= Beginning of Section =

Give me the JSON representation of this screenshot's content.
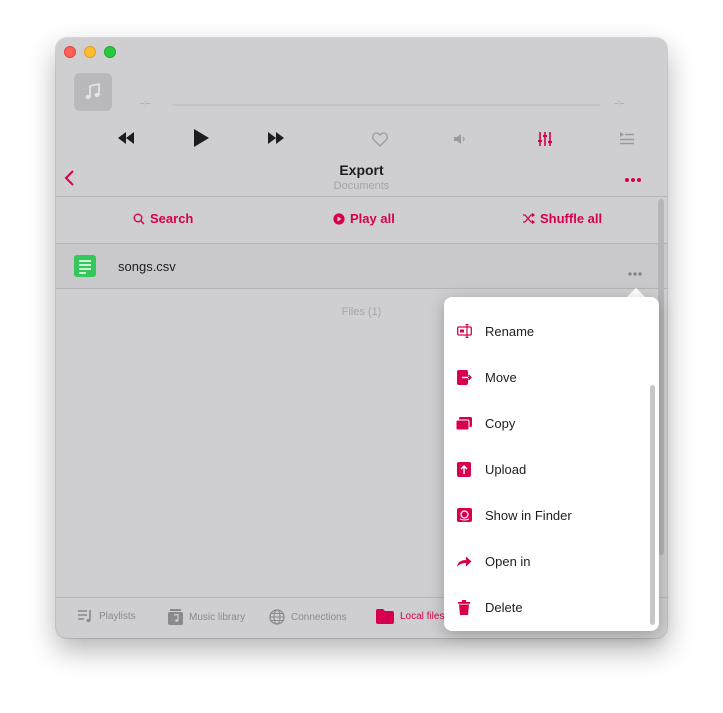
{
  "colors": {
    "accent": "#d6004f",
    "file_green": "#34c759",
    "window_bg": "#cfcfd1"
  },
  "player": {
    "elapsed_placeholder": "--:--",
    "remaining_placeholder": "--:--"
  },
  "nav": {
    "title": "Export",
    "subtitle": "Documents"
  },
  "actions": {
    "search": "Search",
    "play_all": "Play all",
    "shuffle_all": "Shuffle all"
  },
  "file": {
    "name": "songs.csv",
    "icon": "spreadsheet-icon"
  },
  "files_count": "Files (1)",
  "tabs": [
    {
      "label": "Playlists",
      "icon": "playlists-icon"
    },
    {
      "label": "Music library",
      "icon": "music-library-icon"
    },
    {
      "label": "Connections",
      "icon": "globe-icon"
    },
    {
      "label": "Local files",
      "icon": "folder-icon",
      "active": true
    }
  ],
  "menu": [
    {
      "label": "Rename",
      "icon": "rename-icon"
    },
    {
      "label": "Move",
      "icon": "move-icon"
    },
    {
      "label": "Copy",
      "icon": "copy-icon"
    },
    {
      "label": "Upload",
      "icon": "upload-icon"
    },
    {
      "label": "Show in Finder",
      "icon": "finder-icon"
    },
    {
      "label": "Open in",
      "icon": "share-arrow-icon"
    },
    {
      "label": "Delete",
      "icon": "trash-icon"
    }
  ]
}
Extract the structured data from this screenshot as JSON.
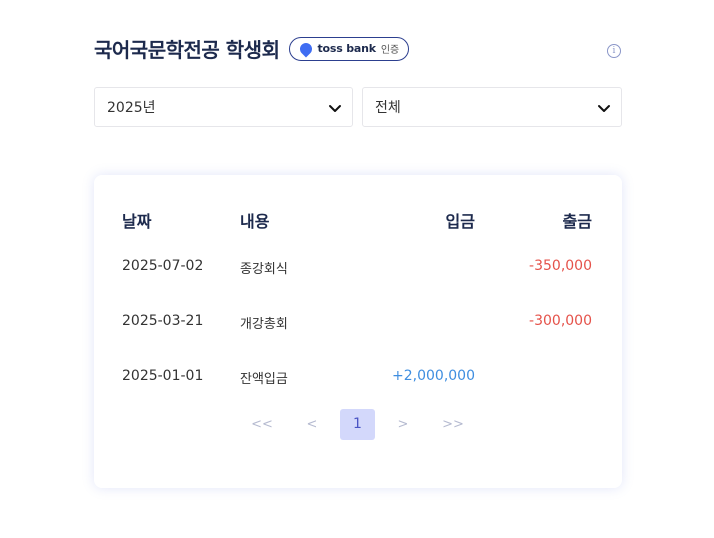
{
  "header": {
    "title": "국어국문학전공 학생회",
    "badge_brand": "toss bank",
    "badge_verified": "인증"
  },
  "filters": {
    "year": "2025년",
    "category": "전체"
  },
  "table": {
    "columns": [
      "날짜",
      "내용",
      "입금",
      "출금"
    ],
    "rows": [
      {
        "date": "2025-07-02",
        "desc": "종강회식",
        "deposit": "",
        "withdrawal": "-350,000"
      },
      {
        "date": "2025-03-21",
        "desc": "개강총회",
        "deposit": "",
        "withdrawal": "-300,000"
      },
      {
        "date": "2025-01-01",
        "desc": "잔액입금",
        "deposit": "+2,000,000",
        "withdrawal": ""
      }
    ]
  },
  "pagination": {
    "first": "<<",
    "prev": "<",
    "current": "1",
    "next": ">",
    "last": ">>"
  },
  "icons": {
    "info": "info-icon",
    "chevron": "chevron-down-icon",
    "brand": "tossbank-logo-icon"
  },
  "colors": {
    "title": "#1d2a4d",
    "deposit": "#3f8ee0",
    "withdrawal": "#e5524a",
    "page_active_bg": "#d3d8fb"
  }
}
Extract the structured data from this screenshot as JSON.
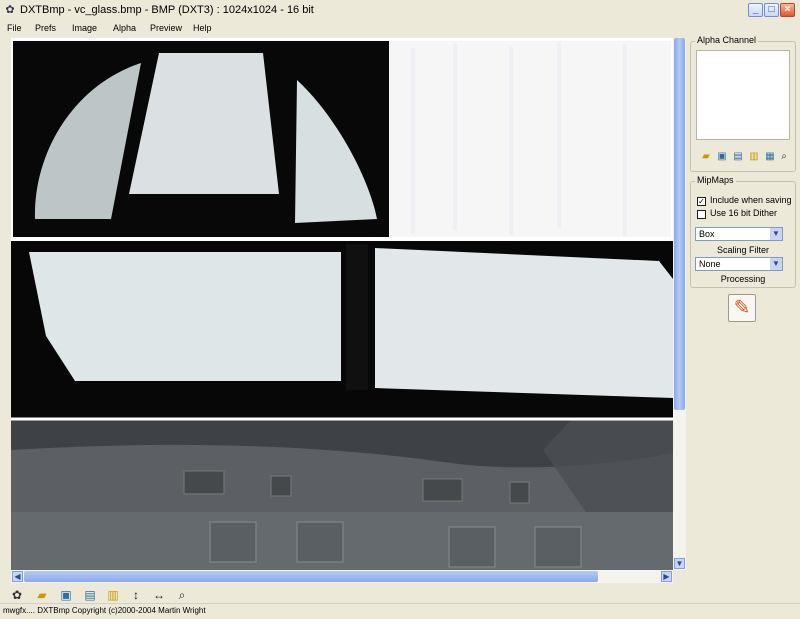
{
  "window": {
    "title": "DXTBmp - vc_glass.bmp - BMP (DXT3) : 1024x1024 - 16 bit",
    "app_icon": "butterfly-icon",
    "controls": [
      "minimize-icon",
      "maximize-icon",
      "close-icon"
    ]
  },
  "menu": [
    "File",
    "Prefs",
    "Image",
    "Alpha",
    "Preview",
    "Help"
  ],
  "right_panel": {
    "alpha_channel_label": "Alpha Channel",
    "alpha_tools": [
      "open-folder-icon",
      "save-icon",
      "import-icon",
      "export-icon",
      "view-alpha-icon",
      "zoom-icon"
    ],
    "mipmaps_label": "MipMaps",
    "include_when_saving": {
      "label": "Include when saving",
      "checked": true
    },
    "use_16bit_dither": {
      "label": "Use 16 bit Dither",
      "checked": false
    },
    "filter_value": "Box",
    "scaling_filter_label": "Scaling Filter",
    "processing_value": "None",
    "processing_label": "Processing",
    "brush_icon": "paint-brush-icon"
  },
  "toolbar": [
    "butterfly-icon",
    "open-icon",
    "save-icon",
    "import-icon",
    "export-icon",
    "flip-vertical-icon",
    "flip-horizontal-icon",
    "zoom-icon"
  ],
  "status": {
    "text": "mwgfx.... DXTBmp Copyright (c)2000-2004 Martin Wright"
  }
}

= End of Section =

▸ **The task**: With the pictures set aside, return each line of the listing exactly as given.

▸ **Answer to this exercise**:
Give me the JSON representation of this screenshot's content.
{
  "colors": {
    "accent": "#d6004f",
    "file_green": "#34c759",
    "window_bg": "#cfcfd1"
  },
  "player": {
    "elapsed_placeholder": "--:--",
    "remaining_placeholder": "--:--"
  },
  "nav": {
    "title": "Export",
    "subtitle": "Documents"
  },
  "actions": {
    "search": "Search",
    "play_all": "Play all",
    "shuffle_all": "Shuffle all"
  },
  "file": {
    "name": "songs.csv",
    "icon": "spreadsheet-icon"
  },
  "files_count": "Files (1)",
  "tabs": [
    {
      "label": "Playlists",
      "icon": "playlists-icon"
    },
    {
      "label": "Music library",
      "icon": "music-library-icon"
    },
    {
      "label": "Connections",
      "icon": "globe-icon"
    },
    {
      "label": "Local files",
      "icon": "folder-icon",
      "active": true
    }
  ],
  "menu": [
    {
      "label": "Rename",
      "icon": "rename-icon"
    },
    {
      "label": "Move",
      "icon": "move-icon"
    },
    {
      "label": "Copy",
      "icon": "copy-icon"
    },
    {
      "label": "Upload",
      "icon": "upload-icon"
    },
    {
      "label": "Show in Finder",
      "icon": "finder-icon"
    },
    {
      "label": "Open in",
      "icon": "share-arrow-icon"
    },
    {
      "label": "Delete",
      "icon": "trash-icon"
    }
  ]
}
Extract the structured data from this screenshot as JSON.
{
  "header": {
    "title": "국어국문학전공 학생회",
    "badge_brand": "toss bank",
    "badge_verified": "인증"
  },
  "filters": {
    "year": "2025년",
    "category": "전체"
  },
  "table": {
    "columns": [
      "날짜",
      "내용",
      "입금",
      "출금"
    ],
    "rows": [
      {
        "date": "2025-07-02",
        "desc": "종강회식",
        "deposit": "",
        "withdrawal": "-350,000"
      },
      {
        "date": "2025-03-21",
        "desc": "개강총회",
        "deposit": "",
        "withdrawal": "-300,000"
      },
      {
        "date": "2025-01-01",
        "desc": "잔액입금",
        "deposit": "+2,000,000",
        "withdrawal": ""
      }
    ]
  },
  "pagination": {
    "first": "<<",
    "prev": "<",
    "current": "1",
    "next": ">",
    "last": ">>"
  },
  "icons": {
    "info": "info-icon",
    "chevron": "chevron-down-icon",
    "brand": "tossbank-logo-icon"
  },
  "colors": {
    "title": "#1d2a4d",
    "deposit": "#3f8ee0",
    "withdrawal": "#e5524a",
    "page_active_bg": "#d3d8fb"
  }
}
Extract the structured data from this screenshot as JSON.
{
  "window": {
    "title": "DXTBmp - vc_glass.bmp - BMP (DXT3) : 1024x1024 - 16 bit",
    "app_icon": "butterfly-icon",
    "controls": [
      "minimize-icon",
      "maximize-icon",
      "close-icon"
    ]
  },
  "menu": [
    "File",
    "Prefs",
    "Image",
    "Alpha",
    "Preview",
    "Help"
  ],
  "right_panel": {
    "alpha_channel_label": "Alpha Channel",
    "alpha_tools": [
      "open-folder-icon",
      "save-icon",
      "import-icon",
      "export-icon",
      "view-alpha-icon",
      "zoom-icon"
    ],
    "mipmaps_label": "MipMaps",
    "include_when_saving": {
      "label": "Include when saving",
      "checked": true
    },
    "use_16bit_dither": {
      "label": "Use 16 bit Dither",
      "checked": false
    },
    "filter_value": "Box",
    "scaling_filter_label": "Scaling Filter",
    "processing_value": "None",
    "processing_label": "Processing",
    "brush_icon": "paint-brush-icon"
  },
  "toolbar": [
    "butterfly-icon",
    "open-icon",
    "save-icon",
    "import-icon",
    "export-icon",
    "flip-vertical-icon",
    "flip-horizontal-icon",
    "zoom-icon"
  ],
  "status": {
    "text": "mwgfx.... DXTBmp Copyright (c)2000-2004 Martin Wright"
  }
}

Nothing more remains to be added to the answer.